_Work item_: Below are records. Find each line in them that holds the word "JSON" and copy it.

[Records from a data collection]
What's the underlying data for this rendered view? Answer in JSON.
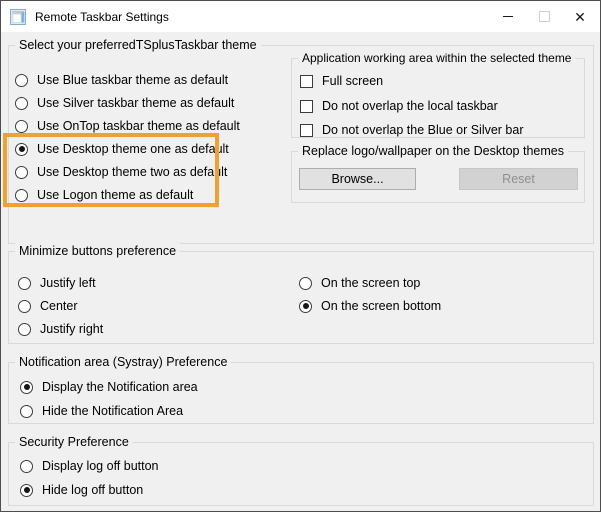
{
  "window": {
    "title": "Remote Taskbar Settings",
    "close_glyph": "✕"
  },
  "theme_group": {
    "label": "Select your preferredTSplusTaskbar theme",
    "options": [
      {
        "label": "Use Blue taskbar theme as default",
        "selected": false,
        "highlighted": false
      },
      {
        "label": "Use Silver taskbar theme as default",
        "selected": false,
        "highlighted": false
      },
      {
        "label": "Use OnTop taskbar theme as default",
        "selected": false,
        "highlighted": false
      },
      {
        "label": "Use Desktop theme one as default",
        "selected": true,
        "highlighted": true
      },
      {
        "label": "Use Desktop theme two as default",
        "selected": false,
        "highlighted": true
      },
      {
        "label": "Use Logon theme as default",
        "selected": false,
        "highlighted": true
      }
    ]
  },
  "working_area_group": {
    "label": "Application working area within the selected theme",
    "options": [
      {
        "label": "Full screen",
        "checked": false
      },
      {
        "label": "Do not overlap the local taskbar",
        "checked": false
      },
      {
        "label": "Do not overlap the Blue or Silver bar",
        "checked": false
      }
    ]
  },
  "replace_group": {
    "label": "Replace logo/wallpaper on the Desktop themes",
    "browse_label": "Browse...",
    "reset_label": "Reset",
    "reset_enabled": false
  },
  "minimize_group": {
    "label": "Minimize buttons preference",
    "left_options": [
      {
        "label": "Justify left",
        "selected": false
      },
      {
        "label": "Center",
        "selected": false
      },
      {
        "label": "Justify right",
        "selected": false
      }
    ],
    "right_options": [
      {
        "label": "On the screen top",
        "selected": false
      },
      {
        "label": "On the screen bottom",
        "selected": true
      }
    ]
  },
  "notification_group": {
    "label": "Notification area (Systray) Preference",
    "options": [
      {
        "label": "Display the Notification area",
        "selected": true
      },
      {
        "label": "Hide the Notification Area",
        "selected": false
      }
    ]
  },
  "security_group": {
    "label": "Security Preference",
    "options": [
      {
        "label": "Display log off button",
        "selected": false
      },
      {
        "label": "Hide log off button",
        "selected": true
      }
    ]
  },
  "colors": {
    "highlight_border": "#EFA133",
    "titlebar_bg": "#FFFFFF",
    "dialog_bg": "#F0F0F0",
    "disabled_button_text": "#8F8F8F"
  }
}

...

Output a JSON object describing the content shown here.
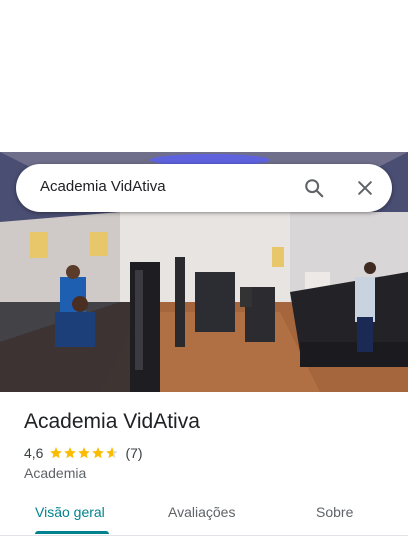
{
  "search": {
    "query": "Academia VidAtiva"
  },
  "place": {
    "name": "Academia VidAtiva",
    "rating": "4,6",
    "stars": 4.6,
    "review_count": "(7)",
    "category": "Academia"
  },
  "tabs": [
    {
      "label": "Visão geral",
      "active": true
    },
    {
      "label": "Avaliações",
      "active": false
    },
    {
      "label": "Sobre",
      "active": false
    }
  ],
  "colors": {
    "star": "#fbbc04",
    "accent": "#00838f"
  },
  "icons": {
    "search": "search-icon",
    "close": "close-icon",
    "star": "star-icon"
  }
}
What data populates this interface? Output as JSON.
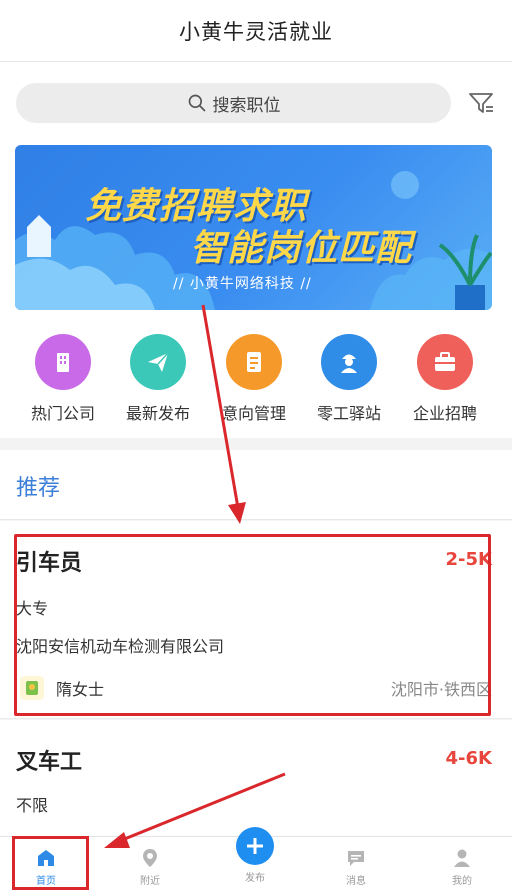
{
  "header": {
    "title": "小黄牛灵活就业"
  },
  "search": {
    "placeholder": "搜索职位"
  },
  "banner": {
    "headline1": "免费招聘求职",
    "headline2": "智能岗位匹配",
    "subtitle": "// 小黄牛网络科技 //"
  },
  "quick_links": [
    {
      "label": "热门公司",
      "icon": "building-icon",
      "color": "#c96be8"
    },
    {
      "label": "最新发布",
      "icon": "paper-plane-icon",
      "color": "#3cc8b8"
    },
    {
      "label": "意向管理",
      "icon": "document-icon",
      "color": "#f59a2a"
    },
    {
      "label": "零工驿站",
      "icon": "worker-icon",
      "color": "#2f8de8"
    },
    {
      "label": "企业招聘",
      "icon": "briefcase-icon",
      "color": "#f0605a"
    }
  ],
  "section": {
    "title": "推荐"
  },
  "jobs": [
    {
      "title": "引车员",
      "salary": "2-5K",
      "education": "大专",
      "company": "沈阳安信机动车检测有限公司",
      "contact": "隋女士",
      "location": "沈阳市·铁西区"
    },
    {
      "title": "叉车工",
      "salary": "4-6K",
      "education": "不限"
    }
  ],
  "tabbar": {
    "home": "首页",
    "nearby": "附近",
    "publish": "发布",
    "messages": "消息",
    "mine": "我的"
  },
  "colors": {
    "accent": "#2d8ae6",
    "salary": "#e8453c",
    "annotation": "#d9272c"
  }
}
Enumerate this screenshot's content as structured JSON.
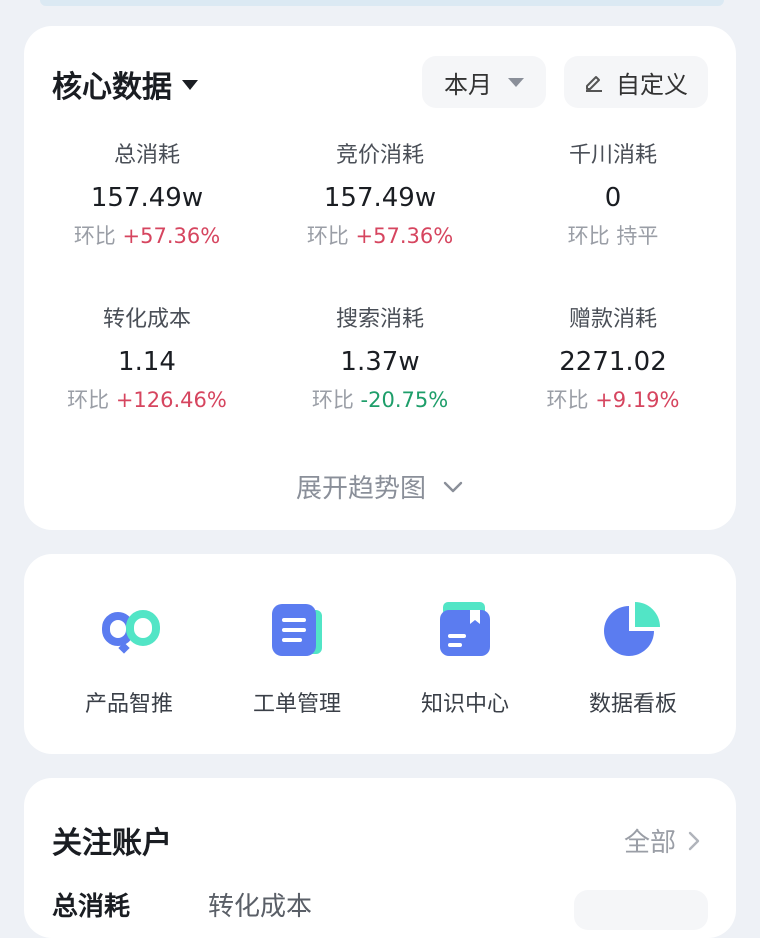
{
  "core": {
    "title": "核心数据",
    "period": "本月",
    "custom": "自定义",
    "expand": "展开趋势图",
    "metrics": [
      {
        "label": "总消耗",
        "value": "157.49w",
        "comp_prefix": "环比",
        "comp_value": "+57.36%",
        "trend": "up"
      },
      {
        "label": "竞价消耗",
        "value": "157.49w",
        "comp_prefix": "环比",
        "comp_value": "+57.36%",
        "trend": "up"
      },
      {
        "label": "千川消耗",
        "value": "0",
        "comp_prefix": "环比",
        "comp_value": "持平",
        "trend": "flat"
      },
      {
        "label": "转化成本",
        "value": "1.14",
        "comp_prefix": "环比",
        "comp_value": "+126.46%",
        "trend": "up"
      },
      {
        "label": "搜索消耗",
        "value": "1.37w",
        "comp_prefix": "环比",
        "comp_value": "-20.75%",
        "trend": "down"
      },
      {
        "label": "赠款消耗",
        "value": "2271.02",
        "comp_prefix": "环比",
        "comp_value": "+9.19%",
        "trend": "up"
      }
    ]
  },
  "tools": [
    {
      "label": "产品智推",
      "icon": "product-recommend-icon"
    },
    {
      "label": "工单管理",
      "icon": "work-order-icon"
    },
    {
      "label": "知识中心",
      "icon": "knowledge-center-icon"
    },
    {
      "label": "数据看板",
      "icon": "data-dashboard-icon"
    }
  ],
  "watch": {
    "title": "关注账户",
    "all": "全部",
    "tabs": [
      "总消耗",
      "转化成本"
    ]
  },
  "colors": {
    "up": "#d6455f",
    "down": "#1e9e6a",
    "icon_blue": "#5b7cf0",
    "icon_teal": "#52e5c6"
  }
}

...

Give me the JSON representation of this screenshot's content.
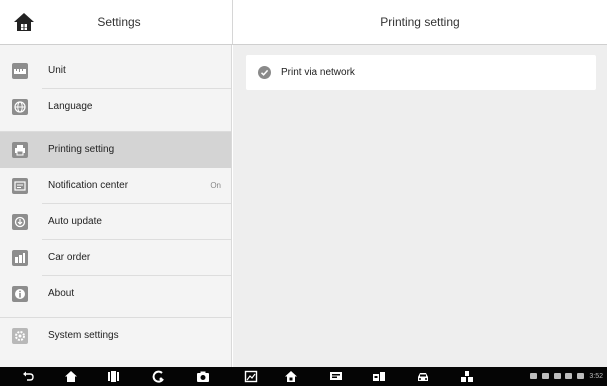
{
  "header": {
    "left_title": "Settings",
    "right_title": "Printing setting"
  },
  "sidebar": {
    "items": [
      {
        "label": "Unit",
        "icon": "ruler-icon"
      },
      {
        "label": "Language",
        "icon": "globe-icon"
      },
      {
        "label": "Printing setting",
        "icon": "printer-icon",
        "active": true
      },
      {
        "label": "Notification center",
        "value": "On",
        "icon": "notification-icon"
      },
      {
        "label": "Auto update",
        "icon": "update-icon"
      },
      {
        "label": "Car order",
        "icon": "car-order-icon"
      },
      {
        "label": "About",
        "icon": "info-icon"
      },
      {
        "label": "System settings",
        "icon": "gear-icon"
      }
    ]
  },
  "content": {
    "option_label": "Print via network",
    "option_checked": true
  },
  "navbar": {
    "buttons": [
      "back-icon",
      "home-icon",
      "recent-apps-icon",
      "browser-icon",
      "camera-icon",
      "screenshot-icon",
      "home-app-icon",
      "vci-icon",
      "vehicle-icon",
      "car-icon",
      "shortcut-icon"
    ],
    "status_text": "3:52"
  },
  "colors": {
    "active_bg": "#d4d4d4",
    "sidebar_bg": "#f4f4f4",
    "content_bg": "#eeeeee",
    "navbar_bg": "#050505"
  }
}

_Task solution_:
What's the underlying data for this rendered view? Answer in JSON.
Output a JSON object describing the content shown here.
What data populates this interface? Output as JSON.
Enumerate this screenshot's content as structured JSON.
Give me the JSON representation of this screenshot's content.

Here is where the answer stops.